- Assignment -
Could the records be returned exactly, with the pictures left out?

- The records -
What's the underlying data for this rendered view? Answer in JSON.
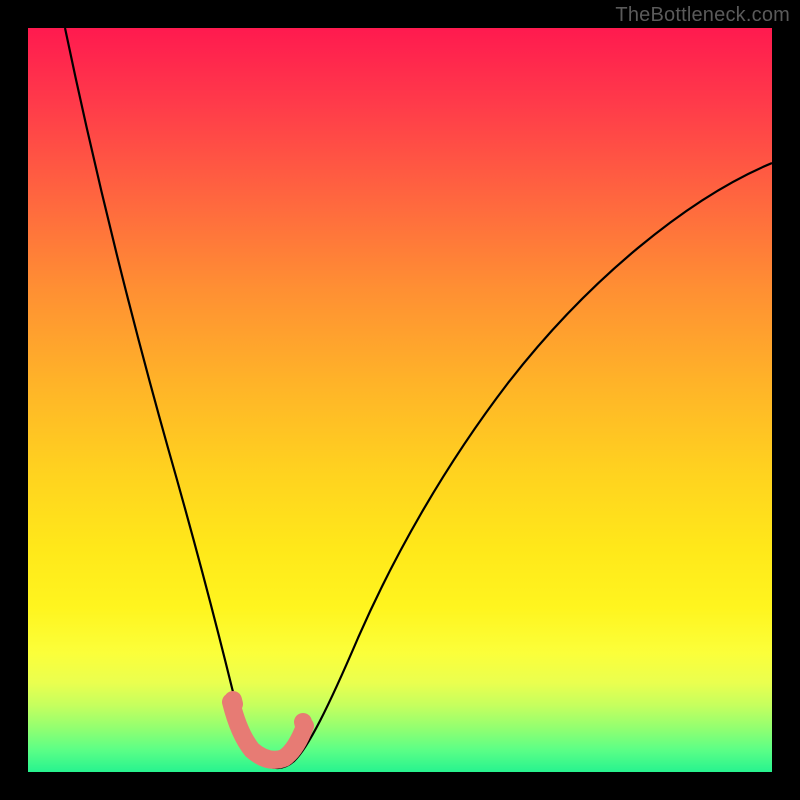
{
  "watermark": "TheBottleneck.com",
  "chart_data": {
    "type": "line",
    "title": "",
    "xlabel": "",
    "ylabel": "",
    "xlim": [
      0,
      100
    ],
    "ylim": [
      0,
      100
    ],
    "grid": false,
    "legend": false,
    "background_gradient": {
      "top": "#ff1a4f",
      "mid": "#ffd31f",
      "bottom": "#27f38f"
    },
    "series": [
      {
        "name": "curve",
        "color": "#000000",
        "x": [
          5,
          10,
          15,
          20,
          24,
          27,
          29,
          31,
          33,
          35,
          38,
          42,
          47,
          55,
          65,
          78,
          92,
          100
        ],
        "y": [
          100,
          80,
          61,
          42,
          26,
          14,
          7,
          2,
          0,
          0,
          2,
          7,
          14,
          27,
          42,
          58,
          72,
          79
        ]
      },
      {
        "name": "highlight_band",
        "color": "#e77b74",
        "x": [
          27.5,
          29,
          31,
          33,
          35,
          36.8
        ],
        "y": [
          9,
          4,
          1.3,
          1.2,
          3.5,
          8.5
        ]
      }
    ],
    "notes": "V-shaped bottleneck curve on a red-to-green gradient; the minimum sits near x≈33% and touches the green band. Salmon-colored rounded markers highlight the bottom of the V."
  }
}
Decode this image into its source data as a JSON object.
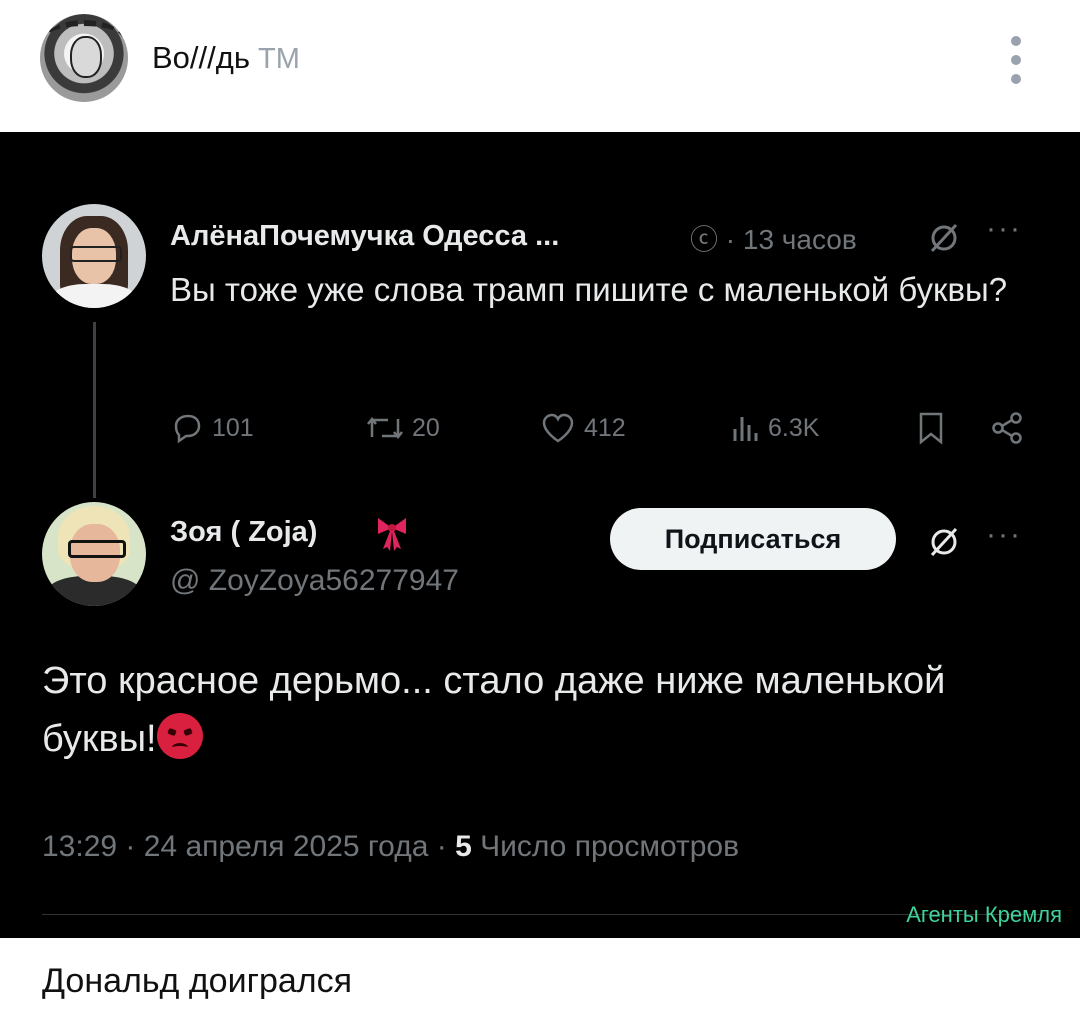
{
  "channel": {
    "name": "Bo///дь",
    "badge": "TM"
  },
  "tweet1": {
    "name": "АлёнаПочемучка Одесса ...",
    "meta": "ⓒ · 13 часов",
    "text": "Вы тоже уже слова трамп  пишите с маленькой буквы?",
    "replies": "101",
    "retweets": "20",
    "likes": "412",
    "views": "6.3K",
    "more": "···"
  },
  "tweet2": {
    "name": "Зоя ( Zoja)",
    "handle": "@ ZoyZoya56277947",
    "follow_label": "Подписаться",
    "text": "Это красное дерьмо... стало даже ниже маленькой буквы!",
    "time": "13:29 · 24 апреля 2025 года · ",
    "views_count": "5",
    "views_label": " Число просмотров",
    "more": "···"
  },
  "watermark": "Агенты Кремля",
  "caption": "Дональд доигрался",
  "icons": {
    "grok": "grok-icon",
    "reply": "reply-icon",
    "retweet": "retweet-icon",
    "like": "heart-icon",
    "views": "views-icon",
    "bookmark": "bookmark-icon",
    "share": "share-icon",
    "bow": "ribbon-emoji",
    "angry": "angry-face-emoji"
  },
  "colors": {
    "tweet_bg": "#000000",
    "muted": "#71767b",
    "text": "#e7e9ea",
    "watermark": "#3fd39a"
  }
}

- Answer area -
What's the underlying data for this rendered view? Answer in JSON.
{
  "watermark": "TheBottleneck.com",
  "chart_data": {
    "type": "line",
    "title": "",
    "xlabel": "",
    "ylabel": "",
    "xlim": [
      0,
      100
    ],
    "ylim": [
      0,
      100
    ],
    "grid": false,
    "legend": false,
    "background_gradient": {
      "top": "#ff1a4f",
      "mid": "#ffd31f",
      "bottom": "#27f38f"
    },
    "series": [
      {
        "name": "curve",
        "color": "#000000",
        "x": [
          5,
          10,
          15,
          20,
          24,
          27,
          29,
          31,
          33,
          35,
          38,
          42,
          47,
          55,
          65,
          78,
          92,
          100
        ],
        "y": [
          100,
          80,
          61,
          42,
          26,
          14,
          7,
          2,
          0,
          0,
          2,
          7,
          14,
          27,
          42,
          58,
          72,
          79
        ]
      },
      {
        "name": "highlight_band",
        "color": "#e77b74",
        "x": [
          27.5,
          29,
          31,
          33,
          35,
          36.8
        ],
        "y": [
          9,
          4,
          1.3,
          1.2,
          3.5,
          8.5
        ]
      }
    ],
    "notes": "V-shaped bottleneck curve on a red-to-green gradient; the minimum sits near x≈33% and touches the green band. Salmon-colored rounded markers highlight the bottom of the V."
  }
}
Decode this image into its source data as a JSON object.
{
  "channel": {
    "name": "Bo///дь",
    "badge": "TM"
  },
  "tweet1": {
    "name": "АлёнаПочемучка Одесса ...",
    "meta": "ⓒ · 13 часов",
    "text": "Вы тоже уже слова трамп  пишите с маленькой буквы?",
    "replies": "101",
    "retweets": "20",
    "likes": "412",
    "views": "6.3K",
    "more": "···"
  },
  "tweet2": {
    "name": "Зоя ( Zoja)",
    "handle": "@ ZoyZoya56277947",
    "follow_label": "Подписаться",
    "text": "Это красное дерьмо... стало даже ниже маленькой буквы!",
    "time": "13:29 · 24 апреля 2025 года · ",
    "views_count": "5",
    "views_label": " Число просмотров",
    "more": "···"
  },
  "watermark": "Агенты Кремля",
  "caption": "Дональд доигрался",
  "icons": {
    "grok": "grok-icon",
    "reply": "reply-icon",
    "retweet": "retweet-icon",
    "like": "heart-icon",
    "views": "views-icon",
    "bookmark": "bookmark-icon",
    "share": "share-icon",
    "bow": "ribbon-emoji",
    "angry": "angry-face-emoji"
  },
  "colors": {
    "tweet_bg": "#000000",
    "muted": "#71767b",
    "text": "#e7e9ea",
    "watermark": "#3fd39a"
  }
}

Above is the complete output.